E: Can we talk about the ending for a teenie tiny bit?
M: Of course! *READERS: There may be spoilers beyond this point!* What’s on your mind?
E: It all happened really fast, and what necessary happened, I thought might not. If that makes sense.
M: It was another one of those situations where there was a swift and abrupt change that I wasn’t expecting. I felt like we were driving along at full speed and then Wunder put on the breaks. There was no warning (or at least very minimal warnings).
E: When you say it like that, it makes it seem like it was intentional but it came off a bit melodramatic to me. (Ugh. I’m heartless!)
M: Hmm. Maybe I’m not communicating how I feel very well because I completely agree with you. I am not a reader that cannot fill in the gaps for herself, but I just felt like there was information lacking because the turn of events was so sudden.
E: Yes. You are so right. I felt like that happened quite a few times. Too many almost. Unresolved stuff? Like things with Lily?
M: OH, gosh, YES! I don’t know. I feel like because of those times, I lost a lot of love I might have otherwise had for the book. (Not to say I didn’t like it, but I felt very conflicted when choosing my Goodreads rating on this book.)
E: I had the same problem. I really liked the personalities, I liked the writing style too, and the ideas that were there were very good and intriguing. It just didn’t reach the point I wanted it to. I’ve also been a crying manic with books lately, and I was surprised I didn’t feel more emotional until the very last couple of pages.
M: I kept expecting my heart to break or … to feel ALL THE THINGS throughout, but I just didn’t. One more question. How did you feel about the Flamingo lists? I, personally, wish they would have been eliminated from the book or wish she had found them after some of the check marks had been completed. I felt like these things seemed a bit contrived at times.
E: I didn’t love them very much either. It seemed like something they made up as kids, and maybe if they had been sort of rewritten together. That would have introduced another bond they had and more feelings? I’m not sure. I think that the events that happened, the ones related to the list would have happened no matter what, and maybe using the lists as a reference would have worked better. More of a “haha, we were SO clever” kind of thing instead of a guide.
M: Again, I definitely agree with you. There was a part at the end with Asher where I thought, “If this place existed, why wouldn’t they have visited it anyway? Why did they need the list to bring them there?” So any final thoughts? Skip it, borrow it, or own it?
E: Definitely borrow it. Sometimes I think we are so spoiled because we read so many books all the time, and some of them are winners and some aren’t. I definitely could see many people enjoying this book and really getting into it.
M: It’s a borrow kind of book for me as well. I think I’m also suffering from having read a lot of books about a family member dying this year (I am aware that it sounds like I have a death complex or something). I have been blown away by a few of them and this one just didn’t hit me in the same way.
E: It’s kind of interesting to think about what factors contribute to you latching onto a book so much. What’s going on in your life, what you read right before it, the time of year…
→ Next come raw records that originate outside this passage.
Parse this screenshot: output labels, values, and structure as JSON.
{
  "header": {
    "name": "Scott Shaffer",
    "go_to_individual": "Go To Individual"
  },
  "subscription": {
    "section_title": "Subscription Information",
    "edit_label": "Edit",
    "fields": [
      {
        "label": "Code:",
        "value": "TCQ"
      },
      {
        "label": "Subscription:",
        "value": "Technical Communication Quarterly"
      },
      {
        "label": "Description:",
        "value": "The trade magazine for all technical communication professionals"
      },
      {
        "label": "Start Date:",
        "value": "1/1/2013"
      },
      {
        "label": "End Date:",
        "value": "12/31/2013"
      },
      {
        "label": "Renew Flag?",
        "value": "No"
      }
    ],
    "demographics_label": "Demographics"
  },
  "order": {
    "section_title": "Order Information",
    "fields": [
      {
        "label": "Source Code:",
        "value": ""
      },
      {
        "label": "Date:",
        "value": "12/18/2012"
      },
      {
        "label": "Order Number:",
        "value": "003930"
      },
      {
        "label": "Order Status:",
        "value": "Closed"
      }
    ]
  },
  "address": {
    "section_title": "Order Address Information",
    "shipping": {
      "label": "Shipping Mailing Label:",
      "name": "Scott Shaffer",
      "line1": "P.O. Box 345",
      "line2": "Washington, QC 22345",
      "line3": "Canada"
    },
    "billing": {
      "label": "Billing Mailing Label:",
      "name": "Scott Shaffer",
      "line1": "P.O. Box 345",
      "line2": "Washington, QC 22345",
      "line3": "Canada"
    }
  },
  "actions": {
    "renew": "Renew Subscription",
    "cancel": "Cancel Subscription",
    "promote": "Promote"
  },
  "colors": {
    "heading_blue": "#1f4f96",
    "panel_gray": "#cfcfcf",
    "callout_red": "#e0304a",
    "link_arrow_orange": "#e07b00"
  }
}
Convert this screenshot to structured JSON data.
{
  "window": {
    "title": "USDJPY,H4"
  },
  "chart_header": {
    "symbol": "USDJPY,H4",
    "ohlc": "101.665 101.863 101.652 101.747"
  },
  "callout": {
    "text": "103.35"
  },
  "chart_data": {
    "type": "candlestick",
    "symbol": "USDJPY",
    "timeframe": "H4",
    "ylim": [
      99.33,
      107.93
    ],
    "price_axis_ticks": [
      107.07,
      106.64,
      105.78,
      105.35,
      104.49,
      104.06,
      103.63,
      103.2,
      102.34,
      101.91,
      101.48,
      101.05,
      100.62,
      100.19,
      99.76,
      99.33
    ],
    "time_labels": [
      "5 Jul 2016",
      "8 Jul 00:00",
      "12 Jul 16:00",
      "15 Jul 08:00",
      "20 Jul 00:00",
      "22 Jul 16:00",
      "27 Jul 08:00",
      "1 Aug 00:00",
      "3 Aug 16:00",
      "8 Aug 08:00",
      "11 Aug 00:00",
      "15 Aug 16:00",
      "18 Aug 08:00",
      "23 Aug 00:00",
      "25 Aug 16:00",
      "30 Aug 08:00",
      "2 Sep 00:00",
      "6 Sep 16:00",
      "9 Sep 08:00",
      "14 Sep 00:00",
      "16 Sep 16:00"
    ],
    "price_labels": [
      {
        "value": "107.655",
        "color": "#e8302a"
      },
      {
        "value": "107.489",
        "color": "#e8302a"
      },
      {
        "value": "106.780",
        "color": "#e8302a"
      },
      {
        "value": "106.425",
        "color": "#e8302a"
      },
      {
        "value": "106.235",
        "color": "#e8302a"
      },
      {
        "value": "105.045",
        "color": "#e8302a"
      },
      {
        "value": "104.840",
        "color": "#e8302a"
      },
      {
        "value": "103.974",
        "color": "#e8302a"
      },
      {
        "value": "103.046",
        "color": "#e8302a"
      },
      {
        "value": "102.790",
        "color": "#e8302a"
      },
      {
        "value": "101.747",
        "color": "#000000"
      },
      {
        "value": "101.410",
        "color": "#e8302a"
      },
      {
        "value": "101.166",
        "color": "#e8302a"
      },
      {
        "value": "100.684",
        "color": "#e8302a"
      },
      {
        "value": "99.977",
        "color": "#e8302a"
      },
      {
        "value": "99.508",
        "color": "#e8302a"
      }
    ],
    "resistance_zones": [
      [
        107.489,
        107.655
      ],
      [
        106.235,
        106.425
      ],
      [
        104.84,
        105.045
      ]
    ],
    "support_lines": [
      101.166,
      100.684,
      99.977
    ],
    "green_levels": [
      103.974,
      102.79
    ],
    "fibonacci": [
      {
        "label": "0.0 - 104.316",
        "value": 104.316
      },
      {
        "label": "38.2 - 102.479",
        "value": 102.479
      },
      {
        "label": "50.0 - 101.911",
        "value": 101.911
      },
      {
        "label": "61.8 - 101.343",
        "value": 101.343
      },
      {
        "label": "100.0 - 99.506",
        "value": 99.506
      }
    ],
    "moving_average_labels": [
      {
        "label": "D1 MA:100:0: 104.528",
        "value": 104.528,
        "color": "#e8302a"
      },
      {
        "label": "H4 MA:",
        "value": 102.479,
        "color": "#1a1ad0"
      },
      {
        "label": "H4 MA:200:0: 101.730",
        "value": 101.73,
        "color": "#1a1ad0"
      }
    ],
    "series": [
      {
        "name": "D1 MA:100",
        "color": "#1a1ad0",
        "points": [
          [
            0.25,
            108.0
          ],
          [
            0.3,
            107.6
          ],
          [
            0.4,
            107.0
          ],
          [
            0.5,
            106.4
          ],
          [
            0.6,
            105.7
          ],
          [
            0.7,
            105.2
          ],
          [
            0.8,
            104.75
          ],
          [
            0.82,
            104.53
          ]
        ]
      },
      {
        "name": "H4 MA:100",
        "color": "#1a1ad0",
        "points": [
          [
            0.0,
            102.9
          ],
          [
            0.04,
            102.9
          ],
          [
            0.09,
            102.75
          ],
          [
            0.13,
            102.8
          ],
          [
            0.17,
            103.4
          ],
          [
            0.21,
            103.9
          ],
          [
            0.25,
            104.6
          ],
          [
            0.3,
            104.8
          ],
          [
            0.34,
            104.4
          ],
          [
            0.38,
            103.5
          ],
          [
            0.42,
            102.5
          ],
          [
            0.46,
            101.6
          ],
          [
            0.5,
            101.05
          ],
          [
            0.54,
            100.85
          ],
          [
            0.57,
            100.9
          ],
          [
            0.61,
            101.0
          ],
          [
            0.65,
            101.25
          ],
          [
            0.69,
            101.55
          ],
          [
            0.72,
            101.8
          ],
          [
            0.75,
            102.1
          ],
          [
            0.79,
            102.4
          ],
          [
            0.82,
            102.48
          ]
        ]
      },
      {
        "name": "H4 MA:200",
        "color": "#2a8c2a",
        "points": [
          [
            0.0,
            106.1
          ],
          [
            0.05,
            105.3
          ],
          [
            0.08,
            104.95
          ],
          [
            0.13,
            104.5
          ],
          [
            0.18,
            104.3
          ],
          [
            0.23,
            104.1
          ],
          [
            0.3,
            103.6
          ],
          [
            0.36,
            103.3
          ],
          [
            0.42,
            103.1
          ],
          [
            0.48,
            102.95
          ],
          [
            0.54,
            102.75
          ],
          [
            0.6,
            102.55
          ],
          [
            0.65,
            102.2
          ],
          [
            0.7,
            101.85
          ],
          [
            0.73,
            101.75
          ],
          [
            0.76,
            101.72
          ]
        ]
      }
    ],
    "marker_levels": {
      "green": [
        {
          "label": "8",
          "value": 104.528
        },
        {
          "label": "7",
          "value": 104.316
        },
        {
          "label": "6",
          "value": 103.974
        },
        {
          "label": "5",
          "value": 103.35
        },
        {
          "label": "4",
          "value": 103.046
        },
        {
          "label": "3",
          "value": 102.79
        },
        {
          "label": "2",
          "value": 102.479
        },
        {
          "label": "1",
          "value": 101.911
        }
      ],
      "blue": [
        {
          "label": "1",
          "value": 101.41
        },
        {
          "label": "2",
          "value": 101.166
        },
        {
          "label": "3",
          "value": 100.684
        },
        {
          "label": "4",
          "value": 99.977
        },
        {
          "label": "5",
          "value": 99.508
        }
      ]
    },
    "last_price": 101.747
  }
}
M: Brilliant point! I love that. I would really like to hear from other people who’ve read this book. Maybe some will disagree with us. (If you’ve read this, tell us how you felt about it in the comments below!)
E: Yes! Fight with us!!! Or actually. Maybe not. 🙂
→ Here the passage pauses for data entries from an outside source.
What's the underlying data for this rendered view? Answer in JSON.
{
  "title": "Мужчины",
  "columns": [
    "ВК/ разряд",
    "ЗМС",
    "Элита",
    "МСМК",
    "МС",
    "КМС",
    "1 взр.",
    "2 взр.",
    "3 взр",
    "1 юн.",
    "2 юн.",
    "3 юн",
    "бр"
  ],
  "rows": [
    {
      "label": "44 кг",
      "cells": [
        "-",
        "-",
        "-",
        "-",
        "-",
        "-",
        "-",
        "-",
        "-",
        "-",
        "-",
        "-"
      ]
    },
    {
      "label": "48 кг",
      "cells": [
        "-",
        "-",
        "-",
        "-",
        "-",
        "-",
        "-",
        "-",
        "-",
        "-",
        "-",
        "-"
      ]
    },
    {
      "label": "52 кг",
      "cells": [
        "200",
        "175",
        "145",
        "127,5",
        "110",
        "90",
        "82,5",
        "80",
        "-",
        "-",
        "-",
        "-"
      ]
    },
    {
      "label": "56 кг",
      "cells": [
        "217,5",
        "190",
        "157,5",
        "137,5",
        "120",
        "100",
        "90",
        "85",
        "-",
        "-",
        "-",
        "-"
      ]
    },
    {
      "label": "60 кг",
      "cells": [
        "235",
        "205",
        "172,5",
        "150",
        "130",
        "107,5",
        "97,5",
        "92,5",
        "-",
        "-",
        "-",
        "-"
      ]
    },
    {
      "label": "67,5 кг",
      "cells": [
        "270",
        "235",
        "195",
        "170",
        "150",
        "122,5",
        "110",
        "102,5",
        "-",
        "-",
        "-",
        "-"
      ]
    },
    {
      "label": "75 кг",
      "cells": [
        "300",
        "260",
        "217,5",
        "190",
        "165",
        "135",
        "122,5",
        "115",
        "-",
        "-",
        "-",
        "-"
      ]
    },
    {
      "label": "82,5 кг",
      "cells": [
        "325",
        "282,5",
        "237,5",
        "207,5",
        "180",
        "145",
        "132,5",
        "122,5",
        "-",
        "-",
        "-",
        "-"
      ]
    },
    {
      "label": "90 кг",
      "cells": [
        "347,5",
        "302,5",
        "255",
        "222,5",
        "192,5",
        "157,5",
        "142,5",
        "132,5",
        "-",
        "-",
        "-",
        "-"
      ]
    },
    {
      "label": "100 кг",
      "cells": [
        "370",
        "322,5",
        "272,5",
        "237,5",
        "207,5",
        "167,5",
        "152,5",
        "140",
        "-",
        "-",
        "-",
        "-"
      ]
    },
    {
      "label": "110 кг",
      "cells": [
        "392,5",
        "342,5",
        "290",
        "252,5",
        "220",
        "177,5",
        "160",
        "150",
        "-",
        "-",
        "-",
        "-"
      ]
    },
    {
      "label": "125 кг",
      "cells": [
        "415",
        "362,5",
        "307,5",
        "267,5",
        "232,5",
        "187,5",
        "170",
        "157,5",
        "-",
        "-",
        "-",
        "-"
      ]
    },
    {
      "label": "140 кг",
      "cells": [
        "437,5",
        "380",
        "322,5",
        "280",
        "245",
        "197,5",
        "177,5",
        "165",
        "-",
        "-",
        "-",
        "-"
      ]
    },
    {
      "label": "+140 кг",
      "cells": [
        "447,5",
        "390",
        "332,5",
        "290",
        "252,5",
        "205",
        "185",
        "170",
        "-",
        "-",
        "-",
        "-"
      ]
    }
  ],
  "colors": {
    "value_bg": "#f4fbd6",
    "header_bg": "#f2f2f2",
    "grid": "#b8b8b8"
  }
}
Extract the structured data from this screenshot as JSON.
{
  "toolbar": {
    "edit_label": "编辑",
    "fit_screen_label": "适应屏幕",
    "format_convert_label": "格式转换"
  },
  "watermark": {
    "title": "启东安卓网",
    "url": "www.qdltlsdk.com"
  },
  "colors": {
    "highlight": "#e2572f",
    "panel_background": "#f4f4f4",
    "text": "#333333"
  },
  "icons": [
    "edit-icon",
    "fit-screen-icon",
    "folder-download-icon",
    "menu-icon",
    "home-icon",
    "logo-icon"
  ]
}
In case you’re interested, here are a few more reviews of The Probability of Miracles, both from people who agree and disagree with us:
- Ginger at GReads! gave it five stars. | Review
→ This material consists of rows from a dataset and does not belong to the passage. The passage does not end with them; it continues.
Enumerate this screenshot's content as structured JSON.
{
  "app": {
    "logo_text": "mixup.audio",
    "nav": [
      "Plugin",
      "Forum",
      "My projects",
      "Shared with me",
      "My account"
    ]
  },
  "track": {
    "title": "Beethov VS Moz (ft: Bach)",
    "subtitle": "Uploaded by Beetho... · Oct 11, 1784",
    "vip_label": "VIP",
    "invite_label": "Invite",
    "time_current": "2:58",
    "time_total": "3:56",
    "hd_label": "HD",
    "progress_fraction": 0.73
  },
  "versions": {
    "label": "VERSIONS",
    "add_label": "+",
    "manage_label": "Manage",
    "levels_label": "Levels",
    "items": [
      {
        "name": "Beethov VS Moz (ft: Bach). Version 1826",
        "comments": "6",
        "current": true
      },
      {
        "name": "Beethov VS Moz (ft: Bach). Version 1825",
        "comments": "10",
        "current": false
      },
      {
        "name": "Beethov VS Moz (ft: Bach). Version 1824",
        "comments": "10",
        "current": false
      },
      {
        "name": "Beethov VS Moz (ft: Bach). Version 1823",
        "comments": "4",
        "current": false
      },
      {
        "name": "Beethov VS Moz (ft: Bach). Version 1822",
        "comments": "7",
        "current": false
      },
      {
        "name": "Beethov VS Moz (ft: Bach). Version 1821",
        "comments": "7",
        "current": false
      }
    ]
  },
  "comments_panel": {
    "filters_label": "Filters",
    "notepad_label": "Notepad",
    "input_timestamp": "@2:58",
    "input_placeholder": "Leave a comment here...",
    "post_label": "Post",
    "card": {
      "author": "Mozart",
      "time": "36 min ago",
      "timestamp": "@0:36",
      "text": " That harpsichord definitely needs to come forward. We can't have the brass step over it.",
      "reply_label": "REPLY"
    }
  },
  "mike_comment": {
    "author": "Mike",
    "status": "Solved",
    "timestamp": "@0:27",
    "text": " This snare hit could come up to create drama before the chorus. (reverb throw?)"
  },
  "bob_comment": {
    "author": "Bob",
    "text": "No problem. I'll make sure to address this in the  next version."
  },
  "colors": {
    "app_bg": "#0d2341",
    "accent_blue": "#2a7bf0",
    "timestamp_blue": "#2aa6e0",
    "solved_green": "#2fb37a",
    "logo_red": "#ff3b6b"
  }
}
- Khy at the Frenetic Reader says she thinks there was a “complete lack of emotional connection.” | Review
- Anna at Anna Reads thinks everyone will love it. | Review
- Kristi at the Story Siren called it incredible. | Review